Renewables rise to 15% of U.S. electricity generation in Q1-Q3 2016

According to the latest information from the U.S. Department of Energy’s Energy Information Administration, renewable energy has increased to 15% of U.S. electricity generation in the first nine months of 2016, its highest level in at least 30 years. And while the largest single source is still hydroelectric dams, all non-hydro sources now make up a larger share at 8.5% of all generation.
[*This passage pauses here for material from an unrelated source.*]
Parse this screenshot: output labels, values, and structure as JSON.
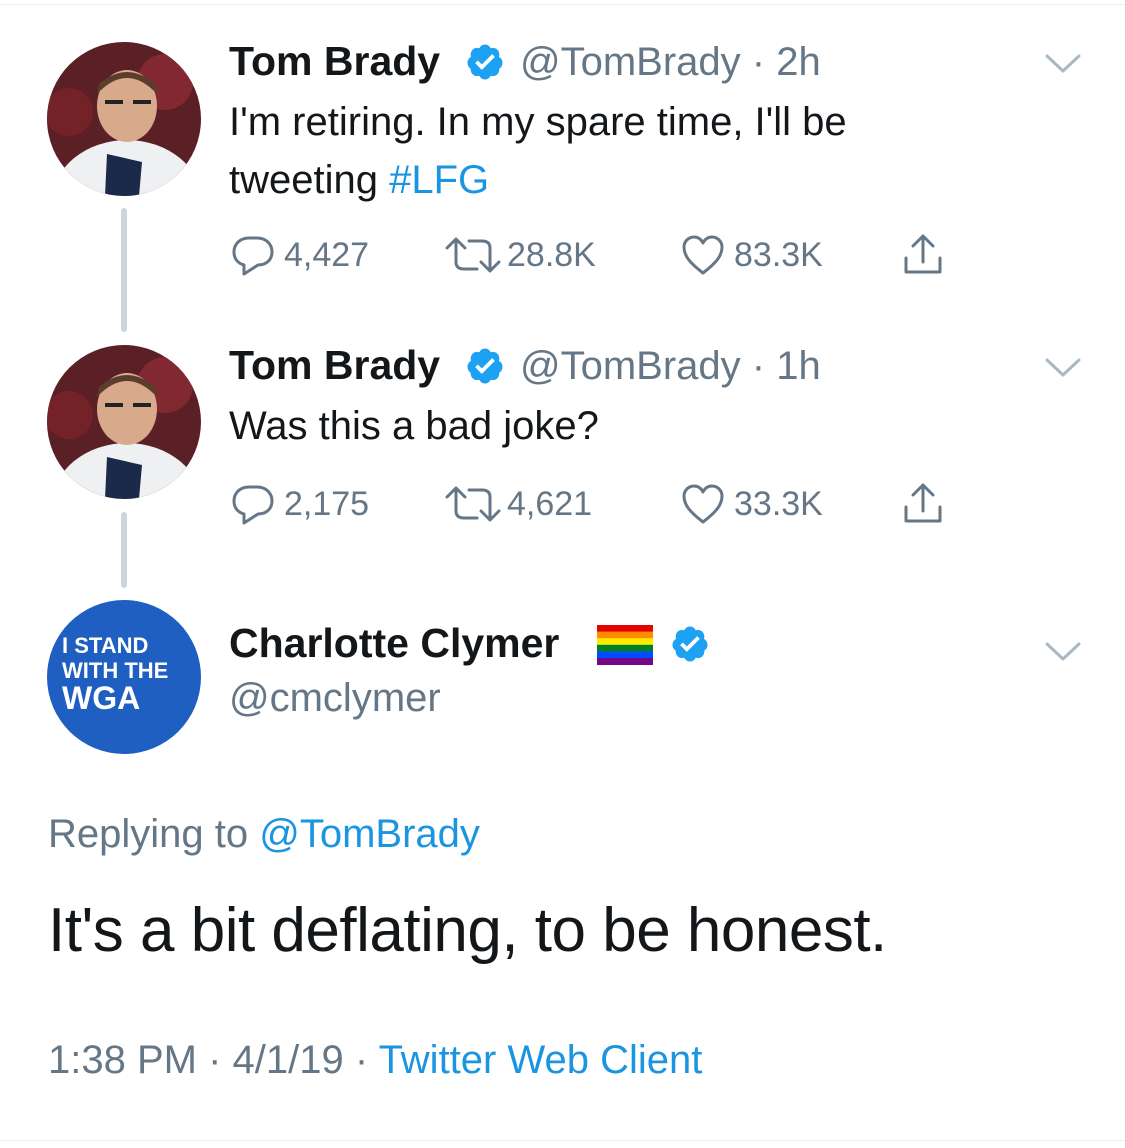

Both distributed and utility-scale solar added up to 1.4% of total generation during this period, a 41% increase over the figure for the first nine months of 2015. And while the U.S. beat out Japan to become the world’s second-largest solar market this year, due to in part to its large size solar makes up a smaller portion of total generation than in Japan, most Western European nations and even some countries in Latin America.

Globally, Italy was the leading nation for the portion of electricity from solar at around 9.1% of production in 2015. However, this year Italy may be surpassed by Honduras, which installed 388 MW of solar in 2015 in a nation of only 8 million residents with a per-capita GDP of under $5,000 annually. In Germany, which was long the solar market leader, solar represented 6% of generation in 2015.

However, the United States’ portion of solar will increase significantly in coming years, as solar and wind are the leading sources of new capacity coming online. The United States is expected to install 13-14 GW of solar PV this year, which will increase the overall capacity in the nation by 50%. According to Mercom Capital the United States will install another 13 GW in 2017, which means that the overall capacity of solar will double in only two years.

Currently the largest source of non-hydro electricity in the United States is wind, which represented 5.2% of generation in the first nine months of 2016. Similar to the extension of the U.S. Investment Tax Credit, the extension of the federal Production Tax Credit for wind means that the U.S. wind market remains strong, and a higher portion of non-hydro renewables can be expected in future years.